A Benefit in Kind is taxed as part of an employee’s income. The amount of tax an employee will pay on the benefit in kind is based on the value of the benefit and their overall income tax bracket. The tax they owe for a benefit in kind is deducted from their PAYE through an amended tax code.
How does a Benefit in Kind impact employee income tax thresholds?
The BIK value is added to an employee’s overall income and therefore can take an employee into the next income tax threshold.
For example, in Scotland, if an employee is paid £43,000 per year, they will pay tax at a rate of 21% in the intermediate rate band. If they also receive medical insurance from their company, which is added to their income and increases it to over £43,662, the employee will move into the higher rate tax band and will pay 42% on anything they earn between £43,663 to £125,140.
Do employers have to pay tax on Benefits in Kind?

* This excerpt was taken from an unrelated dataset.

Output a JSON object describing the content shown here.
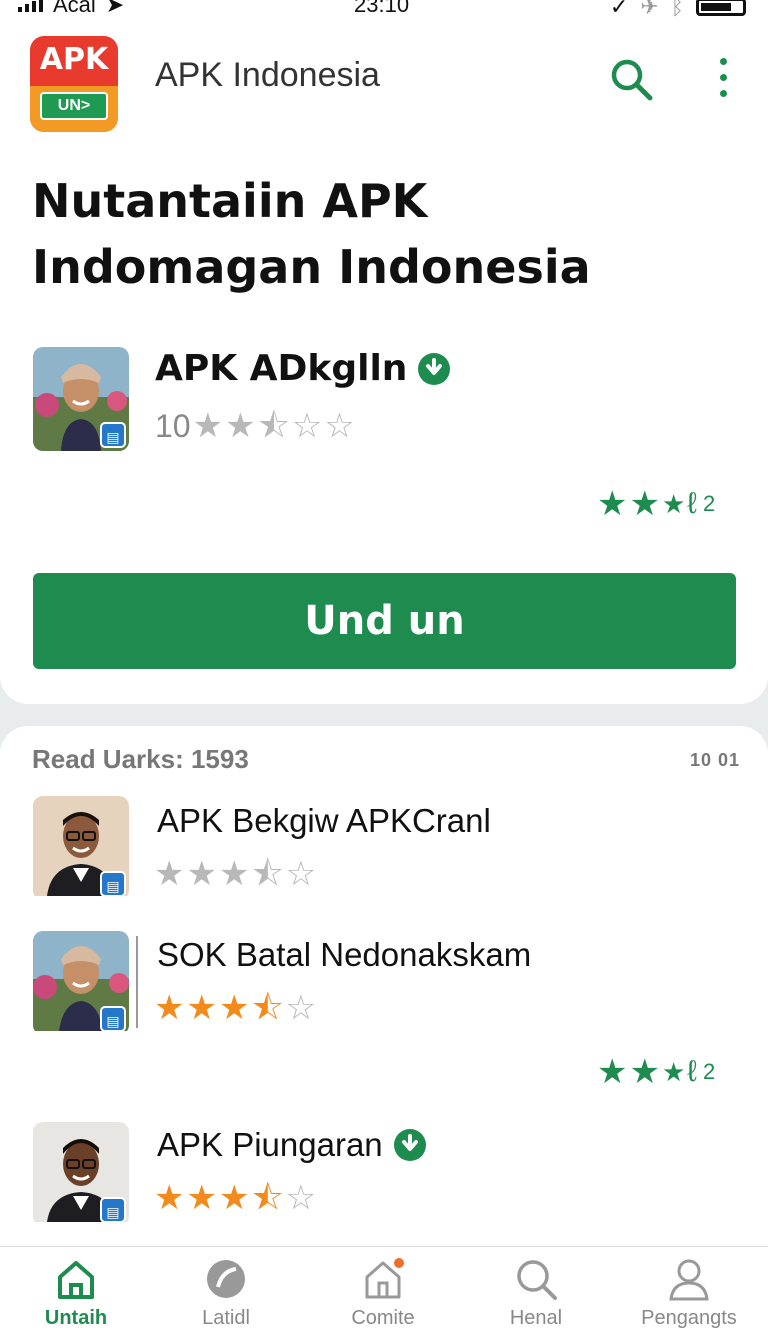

Employers pay national insurance on benefits in kind, just like they do on salaries, at a rate of 13.8%. The Employers national insurance is paid as a lump sum following the submission of the P11D.
How is the value of a Benefit in Kind determined?
The way in which the value of a benefit in kind is calculated is based on the benefit itself.
For example, for a company car, tax must be paid if you and your family use it privately, including journeys to and from work. The amount of tax payable is determined based on the car’s list price and CO2 emissions. The current rate of tax on an electric car, provided as part of an employee’s package and used for personal use, is 2% as of 2022/2023.
If an employer offers private medical insurance, the value is determined by the cost of the insurance.
It is an employer’s responsibility to determine the value of the benefit they provide and report this to HMRC. Calculating the value of a benefit in kind can be complicated. However, it is crucial that employers get this correct to ensure both the employee and employer are paying the right amount of tax.
Our payroll experts at Douglas Home & Co can determine the value of the Benefit in Kind and will report it on a P11D to HMRC. HMRC will then determine the rate at which employees will pay tax on the benefits provided.
What are the deadlines for Benefit in Kind?
Benefit in Kind runs with the tax year, and employers must submit a P11D, which includes a report of expenses and benefits, at the end of the tax year by 6th July. Employers are then required to pay Employers National Insurance by the 19th of July as a lump sum.
When the P11D is submitted, HMRC then calculates the tax due and adjusts the employee’s tax codes accordingly to take account of the benefits provided.
If you are considering providing your employee with a benefit in kind, we recommend speaking with the payroll experts at Douglas Home & Co to understand the tax advantages and implications and to ensure that the value of the benefit is calculated correctly.